▶
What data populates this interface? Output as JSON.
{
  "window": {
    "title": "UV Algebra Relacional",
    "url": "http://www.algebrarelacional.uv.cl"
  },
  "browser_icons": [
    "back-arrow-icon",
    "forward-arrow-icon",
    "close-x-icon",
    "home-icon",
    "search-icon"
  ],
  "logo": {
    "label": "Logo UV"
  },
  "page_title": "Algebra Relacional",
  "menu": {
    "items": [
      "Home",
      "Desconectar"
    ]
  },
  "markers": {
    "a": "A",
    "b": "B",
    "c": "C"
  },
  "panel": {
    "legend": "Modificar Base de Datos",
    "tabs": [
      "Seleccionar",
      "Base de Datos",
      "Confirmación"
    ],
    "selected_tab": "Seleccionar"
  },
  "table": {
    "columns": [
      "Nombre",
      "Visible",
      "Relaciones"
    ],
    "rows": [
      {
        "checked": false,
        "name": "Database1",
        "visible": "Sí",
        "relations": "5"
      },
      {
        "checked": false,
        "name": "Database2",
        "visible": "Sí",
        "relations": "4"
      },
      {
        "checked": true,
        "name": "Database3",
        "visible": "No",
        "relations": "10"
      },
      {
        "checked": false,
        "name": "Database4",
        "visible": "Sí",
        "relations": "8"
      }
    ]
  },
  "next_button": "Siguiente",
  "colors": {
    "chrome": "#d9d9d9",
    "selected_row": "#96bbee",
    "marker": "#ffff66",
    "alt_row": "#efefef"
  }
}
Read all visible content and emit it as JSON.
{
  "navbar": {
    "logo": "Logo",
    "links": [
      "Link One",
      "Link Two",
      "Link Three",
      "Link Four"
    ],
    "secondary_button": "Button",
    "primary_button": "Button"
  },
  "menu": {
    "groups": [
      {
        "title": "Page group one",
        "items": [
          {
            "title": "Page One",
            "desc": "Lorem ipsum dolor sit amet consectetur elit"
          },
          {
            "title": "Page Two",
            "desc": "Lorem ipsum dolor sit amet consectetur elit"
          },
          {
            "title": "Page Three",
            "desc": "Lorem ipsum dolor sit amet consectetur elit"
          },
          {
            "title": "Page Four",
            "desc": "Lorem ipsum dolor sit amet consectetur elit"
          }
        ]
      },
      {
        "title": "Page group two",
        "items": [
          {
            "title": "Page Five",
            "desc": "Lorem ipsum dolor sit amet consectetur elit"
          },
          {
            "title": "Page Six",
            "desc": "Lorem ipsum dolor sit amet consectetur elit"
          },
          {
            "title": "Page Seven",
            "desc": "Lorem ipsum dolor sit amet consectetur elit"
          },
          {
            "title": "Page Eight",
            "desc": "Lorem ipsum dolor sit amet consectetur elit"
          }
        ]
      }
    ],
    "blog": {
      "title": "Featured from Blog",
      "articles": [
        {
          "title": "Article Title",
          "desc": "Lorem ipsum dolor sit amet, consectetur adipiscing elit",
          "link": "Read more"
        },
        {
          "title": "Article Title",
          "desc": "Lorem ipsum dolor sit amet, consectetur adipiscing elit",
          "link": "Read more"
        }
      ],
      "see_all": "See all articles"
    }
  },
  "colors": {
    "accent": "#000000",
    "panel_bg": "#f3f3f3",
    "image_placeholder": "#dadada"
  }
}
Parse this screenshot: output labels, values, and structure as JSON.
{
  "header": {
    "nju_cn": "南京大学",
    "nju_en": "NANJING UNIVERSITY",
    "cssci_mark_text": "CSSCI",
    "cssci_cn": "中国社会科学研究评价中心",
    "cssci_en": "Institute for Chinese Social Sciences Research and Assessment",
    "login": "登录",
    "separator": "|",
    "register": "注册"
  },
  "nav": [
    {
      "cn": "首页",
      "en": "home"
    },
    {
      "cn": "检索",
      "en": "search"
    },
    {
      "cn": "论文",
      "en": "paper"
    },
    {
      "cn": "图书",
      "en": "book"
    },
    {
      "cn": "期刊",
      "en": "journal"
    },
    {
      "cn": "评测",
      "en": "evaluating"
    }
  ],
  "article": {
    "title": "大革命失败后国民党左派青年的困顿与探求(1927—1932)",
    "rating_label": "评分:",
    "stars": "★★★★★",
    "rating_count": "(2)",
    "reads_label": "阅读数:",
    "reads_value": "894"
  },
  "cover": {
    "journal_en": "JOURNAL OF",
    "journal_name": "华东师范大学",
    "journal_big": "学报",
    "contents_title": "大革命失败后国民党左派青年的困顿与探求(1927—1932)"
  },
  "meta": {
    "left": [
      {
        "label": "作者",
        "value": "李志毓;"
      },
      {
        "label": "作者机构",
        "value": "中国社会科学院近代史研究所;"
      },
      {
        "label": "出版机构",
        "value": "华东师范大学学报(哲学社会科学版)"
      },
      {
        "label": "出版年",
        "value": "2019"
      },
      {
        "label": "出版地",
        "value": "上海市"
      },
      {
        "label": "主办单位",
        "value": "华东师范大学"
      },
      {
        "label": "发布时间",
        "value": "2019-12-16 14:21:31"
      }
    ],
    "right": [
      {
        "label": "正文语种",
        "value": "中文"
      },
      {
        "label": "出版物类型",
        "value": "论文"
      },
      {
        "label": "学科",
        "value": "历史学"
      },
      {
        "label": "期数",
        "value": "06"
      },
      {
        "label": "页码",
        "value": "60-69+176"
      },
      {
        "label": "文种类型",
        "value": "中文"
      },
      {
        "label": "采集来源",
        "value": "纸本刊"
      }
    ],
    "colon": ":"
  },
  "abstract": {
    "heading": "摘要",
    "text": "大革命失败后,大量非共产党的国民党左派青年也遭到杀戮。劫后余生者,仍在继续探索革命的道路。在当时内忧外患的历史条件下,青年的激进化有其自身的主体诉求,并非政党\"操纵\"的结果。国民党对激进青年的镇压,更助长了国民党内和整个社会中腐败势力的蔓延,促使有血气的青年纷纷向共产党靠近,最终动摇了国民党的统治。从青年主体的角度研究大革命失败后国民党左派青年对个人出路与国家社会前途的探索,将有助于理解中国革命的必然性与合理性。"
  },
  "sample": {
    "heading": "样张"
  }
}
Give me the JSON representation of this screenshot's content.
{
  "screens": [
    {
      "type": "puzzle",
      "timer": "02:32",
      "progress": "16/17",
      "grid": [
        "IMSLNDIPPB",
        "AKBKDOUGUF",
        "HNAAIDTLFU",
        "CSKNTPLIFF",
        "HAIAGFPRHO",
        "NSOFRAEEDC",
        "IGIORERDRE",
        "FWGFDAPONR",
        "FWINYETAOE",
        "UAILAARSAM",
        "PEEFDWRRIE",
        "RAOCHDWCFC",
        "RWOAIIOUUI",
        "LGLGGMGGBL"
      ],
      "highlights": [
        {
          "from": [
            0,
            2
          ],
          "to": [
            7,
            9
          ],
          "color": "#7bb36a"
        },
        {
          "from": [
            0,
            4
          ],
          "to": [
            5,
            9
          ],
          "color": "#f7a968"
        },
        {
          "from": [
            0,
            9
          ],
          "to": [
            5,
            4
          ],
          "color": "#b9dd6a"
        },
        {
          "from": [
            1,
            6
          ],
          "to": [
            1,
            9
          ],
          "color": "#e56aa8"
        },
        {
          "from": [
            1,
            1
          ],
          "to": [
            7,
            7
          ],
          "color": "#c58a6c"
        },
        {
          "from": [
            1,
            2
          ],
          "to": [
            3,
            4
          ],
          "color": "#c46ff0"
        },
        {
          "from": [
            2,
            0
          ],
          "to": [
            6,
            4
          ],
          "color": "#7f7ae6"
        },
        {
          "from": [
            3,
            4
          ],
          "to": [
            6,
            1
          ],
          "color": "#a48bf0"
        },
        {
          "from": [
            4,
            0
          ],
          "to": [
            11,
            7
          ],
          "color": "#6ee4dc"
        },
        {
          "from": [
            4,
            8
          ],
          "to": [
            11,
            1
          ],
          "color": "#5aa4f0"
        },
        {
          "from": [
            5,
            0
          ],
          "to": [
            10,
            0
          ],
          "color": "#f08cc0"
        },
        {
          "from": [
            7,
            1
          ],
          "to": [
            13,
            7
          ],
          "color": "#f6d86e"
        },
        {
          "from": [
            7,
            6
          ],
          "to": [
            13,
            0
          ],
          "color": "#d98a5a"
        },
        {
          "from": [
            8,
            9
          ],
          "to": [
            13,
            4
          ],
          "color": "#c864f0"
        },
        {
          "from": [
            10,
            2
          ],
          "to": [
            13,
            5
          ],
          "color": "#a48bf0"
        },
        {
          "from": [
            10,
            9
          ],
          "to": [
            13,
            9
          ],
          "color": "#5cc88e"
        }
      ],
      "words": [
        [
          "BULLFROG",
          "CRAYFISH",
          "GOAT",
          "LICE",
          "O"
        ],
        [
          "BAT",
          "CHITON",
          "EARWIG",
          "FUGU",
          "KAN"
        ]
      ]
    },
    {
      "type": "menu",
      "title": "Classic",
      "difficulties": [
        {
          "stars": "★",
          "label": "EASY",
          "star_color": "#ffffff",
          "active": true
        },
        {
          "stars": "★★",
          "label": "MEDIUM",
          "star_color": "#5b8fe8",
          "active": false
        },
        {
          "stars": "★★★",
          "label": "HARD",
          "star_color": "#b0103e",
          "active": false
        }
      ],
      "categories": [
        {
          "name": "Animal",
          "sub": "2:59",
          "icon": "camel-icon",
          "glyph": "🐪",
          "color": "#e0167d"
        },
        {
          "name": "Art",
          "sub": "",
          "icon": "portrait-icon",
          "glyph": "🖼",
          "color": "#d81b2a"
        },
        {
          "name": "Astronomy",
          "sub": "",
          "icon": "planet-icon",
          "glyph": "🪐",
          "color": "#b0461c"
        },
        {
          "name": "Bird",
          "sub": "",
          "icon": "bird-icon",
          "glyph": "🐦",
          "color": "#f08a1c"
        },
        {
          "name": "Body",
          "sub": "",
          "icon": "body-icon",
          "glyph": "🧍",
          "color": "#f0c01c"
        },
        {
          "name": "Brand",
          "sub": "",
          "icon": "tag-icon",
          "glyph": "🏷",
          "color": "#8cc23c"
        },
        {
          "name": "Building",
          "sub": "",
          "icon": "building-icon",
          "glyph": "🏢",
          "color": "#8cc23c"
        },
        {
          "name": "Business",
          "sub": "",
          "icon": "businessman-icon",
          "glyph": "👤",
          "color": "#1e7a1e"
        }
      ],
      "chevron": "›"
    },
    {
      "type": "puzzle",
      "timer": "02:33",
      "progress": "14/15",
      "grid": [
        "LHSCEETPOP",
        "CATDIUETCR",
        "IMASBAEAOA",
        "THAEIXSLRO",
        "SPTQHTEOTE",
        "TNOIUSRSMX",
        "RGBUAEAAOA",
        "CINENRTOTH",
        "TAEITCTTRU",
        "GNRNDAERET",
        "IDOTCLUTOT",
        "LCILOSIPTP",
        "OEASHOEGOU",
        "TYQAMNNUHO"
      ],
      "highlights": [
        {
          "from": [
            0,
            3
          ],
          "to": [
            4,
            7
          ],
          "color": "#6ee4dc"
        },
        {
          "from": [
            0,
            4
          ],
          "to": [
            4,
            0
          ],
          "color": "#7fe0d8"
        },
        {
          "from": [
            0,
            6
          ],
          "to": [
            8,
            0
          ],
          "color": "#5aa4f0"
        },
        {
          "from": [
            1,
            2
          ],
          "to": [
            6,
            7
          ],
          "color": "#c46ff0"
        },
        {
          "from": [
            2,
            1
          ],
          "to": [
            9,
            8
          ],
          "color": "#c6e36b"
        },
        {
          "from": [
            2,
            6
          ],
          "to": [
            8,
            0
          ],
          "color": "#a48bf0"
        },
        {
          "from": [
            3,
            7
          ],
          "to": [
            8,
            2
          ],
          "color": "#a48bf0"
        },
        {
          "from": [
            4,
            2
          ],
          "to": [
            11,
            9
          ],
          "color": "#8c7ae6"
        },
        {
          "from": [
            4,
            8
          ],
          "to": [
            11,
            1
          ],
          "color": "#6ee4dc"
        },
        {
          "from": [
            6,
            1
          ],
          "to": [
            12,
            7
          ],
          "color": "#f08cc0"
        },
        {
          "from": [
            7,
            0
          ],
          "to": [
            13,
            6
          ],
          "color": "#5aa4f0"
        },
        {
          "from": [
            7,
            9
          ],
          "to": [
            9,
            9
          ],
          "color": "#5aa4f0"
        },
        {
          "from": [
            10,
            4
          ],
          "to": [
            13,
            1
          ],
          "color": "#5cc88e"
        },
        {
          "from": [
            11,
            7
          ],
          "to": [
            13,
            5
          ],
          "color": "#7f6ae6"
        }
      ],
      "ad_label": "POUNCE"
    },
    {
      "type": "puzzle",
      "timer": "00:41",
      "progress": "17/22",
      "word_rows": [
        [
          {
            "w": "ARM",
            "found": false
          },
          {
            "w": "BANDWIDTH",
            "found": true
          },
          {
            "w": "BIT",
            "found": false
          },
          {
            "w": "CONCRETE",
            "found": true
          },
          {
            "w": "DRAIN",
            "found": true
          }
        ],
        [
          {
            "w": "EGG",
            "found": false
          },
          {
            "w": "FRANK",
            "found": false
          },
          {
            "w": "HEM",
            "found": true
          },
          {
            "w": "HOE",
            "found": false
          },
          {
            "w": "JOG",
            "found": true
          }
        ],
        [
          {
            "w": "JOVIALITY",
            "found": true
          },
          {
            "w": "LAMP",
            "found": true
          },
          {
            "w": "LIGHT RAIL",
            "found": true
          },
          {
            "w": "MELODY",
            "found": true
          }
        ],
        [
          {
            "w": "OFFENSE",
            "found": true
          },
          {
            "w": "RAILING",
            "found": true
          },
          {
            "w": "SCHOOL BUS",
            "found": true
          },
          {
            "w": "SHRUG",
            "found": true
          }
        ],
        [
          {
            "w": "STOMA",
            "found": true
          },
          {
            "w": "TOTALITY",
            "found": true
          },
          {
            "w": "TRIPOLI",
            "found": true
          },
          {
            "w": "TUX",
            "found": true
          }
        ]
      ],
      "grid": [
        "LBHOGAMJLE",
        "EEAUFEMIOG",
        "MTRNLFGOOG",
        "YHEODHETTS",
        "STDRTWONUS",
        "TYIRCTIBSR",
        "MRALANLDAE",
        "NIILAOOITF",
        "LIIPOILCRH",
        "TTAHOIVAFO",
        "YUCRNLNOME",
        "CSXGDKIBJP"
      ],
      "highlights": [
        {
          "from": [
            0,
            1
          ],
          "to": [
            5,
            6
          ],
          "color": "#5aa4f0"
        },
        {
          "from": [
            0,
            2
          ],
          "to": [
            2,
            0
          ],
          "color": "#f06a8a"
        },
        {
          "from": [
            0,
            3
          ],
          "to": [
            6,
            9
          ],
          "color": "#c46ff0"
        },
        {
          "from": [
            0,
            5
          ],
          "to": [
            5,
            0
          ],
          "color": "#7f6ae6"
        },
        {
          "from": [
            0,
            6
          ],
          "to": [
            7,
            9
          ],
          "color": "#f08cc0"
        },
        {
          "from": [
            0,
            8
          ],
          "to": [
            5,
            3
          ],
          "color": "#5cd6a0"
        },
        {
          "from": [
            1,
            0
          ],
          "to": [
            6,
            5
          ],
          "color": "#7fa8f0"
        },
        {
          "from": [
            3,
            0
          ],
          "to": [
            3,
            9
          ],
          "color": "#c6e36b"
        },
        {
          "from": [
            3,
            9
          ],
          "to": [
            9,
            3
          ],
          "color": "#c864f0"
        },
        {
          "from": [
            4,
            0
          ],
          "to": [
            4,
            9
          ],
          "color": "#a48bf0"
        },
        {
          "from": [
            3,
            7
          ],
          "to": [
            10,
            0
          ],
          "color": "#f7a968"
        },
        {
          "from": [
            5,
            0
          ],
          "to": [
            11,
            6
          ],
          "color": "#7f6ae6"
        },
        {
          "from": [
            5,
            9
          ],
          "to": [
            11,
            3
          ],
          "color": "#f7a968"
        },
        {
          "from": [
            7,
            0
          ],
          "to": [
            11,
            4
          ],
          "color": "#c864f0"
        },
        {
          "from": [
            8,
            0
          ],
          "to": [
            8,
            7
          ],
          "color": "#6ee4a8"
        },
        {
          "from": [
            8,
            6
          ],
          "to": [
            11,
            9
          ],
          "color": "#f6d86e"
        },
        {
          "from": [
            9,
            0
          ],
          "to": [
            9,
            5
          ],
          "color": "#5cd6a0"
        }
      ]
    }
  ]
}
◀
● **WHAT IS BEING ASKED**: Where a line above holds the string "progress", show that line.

● **WRITTEN SOLUTION**:
      "progress": "16/17",
      "progress": "14/15",
      "progress": "17/22",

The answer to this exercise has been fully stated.